> [What you should do] From the entries provided below, copy each line that contains the word "this".
#### The data ####
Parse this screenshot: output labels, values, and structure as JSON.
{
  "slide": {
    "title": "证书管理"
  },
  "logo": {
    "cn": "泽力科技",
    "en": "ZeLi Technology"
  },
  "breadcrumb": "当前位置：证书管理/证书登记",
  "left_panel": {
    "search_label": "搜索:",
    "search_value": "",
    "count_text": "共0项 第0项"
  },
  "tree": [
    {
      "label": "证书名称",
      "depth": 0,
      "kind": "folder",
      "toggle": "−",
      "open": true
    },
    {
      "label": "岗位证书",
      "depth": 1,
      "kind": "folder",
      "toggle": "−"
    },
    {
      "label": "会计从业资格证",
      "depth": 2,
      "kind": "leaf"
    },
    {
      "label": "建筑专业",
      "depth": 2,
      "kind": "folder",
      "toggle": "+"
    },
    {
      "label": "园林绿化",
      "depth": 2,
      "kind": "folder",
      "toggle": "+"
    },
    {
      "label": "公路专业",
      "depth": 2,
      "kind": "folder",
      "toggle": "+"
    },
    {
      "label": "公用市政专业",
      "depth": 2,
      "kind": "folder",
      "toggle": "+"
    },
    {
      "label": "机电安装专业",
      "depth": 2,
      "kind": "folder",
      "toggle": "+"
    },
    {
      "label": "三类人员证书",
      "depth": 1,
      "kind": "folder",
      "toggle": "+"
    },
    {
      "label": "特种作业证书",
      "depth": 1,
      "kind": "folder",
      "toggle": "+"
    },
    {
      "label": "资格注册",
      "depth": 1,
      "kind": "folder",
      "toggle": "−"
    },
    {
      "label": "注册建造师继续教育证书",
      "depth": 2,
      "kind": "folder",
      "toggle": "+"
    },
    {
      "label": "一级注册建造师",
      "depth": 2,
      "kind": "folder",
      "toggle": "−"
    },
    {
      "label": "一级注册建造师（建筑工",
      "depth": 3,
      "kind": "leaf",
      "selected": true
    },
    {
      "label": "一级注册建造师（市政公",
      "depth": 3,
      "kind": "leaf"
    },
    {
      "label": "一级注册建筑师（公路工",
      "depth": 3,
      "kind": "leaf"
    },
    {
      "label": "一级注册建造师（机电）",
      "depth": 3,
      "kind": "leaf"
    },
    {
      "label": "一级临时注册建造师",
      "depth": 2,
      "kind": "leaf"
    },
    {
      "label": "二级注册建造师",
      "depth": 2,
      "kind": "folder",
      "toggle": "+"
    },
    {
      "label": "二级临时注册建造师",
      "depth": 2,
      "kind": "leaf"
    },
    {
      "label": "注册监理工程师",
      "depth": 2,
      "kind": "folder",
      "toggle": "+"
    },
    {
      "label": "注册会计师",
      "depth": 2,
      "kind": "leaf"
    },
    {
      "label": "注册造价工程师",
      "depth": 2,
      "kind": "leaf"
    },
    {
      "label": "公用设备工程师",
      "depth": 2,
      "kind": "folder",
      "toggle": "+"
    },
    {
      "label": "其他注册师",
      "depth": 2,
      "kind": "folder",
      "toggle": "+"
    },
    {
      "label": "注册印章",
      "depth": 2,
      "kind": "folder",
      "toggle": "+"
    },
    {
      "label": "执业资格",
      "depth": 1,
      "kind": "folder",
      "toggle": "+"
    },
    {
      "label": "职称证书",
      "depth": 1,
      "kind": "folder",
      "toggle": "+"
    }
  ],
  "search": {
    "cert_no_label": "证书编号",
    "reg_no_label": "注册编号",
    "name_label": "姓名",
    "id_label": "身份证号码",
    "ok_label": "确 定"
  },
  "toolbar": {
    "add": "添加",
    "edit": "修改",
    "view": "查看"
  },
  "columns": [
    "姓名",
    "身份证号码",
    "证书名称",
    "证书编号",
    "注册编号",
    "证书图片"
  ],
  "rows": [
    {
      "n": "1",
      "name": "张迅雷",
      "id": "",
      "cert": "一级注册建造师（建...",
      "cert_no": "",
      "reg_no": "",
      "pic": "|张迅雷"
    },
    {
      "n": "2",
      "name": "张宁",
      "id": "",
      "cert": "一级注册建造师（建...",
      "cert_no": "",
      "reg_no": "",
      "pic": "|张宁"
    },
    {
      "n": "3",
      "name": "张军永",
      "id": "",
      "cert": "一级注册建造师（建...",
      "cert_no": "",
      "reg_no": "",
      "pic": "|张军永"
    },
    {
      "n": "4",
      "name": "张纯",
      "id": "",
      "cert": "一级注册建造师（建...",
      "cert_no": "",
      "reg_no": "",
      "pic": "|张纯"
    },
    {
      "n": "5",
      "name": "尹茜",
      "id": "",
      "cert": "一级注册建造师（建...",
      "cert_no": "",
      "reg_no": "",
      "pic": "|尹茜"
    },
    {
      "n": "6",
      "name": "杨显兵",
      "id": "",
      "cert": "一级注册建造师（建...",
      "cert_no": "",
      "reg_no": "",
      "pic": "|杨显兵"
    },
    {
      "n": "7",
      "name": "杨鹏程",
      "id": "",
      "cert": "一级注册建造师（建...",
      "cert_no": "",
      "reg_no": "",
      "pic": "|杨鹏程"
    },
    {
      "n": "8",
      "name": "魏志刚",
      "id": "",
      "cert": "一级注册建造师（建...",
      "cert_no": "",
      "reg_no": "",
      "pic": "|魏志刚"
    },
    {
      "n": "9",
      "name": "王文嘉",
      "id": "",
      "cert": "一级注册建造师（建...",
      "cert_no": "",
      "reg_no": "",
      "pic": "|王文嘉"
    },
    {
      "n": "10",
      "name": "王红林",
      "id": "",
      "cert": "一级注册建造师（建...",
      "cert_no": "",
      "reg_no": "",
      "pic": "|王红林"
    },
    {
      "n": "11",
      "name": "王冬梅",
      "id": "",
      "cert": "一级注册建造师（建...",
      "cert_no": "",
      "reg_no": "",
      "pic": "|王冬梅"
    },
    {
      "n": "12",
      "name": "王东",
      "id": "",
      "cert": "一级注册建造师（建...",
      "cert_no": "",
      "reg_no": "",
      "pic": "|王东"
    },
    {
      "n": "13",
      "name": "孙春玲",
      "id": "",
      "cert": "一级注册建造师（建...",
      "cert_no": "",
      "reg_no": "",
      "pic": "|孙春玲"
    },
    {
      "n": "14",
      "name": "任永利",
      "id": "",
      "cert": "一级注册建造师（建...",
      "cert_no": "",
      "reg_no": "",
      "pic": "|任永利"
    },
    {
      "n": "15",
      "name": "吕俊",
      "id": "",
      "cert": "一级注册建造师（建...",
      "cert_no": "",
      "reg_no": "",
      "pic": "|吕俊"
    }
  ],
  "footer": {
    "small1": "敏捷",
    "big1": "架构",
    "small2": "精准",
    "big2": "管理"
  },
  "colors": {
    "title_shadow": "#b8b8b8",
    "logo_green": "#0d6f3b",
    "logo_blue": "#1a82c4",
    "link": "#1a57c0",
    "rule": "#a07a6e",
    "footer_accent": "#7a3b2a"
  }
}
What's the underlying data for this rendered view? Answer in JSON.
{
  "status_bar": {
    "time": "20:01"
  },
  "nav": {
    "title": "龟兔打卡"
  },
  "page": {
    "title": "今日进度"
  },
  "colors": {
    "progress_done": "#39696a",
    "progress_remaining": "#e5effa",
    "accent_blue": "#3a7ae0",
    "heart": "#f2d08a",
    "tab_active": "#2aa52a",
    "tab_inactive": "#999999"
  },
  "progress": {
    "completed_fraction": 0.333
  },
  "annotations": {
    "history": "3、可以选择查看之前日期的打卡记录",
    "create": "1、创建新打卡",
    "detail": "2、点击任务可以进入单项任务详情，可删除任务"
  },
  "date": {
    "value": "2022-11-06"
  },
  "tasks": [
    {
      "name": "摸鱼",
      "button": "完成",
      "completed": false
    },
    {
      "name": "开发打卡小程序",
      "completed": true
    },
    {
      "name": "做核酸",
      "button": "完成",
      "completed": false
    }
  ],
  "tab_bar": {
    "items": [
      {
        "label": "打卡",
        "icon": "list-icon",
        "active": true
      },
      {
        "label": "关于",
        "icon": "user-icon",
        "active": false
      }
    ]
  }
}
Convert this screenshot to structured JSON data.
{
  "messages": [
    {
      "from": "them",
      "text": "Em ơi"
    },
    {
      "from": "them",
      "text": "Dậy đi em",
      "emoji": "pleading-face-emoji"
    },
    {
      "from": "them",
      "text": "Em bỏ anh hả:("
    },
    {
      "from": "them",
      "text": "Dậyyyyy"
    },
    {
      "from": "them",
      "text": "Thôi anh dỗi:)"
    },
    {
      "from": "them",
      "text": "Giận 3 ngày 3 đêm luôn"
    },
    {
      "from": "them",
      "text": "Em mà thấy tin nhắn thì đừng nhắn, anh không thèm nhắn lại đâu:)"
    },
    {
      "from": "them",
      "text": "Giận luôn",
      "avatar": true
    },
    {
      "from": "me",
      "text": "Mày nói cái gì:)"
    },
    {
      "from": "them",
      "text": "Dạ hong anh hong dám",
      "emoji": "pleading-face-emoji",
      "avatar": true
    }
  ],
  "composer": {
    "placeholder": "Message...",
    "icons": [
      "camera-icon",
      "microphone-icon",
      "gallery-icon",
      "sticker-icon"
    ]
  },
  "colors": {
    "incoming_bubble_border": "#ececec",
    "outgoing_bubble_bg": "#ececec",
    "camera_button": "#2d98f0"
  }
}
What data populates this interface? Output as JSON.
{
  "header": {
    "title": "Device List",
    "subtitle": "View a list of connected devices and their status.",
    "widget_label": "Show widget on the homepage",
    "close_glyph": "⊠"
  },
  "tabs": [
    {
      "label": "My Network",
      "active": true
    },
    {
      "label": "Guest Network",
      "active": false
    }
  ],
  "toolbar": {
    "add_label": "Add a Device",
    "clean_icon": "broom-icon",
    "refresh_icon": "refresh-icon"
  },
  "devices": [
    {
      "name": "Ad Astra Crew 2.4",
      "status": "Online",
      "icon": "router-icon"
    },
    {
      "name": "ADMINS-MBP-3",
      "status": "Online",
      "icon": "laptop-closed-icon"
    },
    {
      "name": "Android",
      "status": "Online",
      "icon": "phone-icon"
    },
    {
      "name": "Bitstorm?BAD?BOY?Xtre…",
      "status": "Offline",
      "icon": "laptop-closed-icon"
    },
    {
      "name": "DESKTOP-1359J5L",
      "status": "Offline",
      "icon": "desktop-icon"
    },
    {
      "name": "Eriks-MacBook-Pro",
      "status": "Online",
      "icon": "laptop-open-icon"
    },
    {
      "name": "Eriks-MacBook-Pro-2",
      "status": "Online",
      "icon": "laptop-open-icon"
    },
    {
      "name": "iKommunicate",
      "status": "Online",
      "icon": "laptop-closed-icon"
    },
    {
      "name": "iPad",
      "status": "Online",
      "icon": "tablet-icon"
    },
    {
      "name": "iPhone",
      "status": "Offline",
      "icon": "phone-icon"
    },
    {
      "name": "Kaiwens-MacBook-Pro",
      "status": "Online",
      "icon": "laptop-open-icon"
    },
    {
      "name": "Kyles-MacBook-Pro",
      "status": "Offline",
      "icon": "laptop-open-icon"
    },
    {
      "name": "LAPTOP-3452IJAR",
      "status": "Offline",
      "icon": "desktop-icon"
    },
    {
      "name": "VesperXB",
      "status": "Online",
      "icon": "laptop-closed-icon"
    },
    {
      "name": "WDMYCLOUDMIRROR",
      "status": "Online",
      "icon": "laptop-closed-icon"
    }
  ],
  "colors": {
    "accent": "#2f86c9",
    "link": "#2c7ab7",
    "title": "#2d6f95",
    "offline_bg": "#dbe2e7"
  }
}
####
> [Written response]
Parse this screenshot: output labels, values, and structure as JSON.
What's the underlying data for this rendered view? Answer in JSON.
Convert this screenshot to structured JSON data.
What data populates this interface? Output as JSON.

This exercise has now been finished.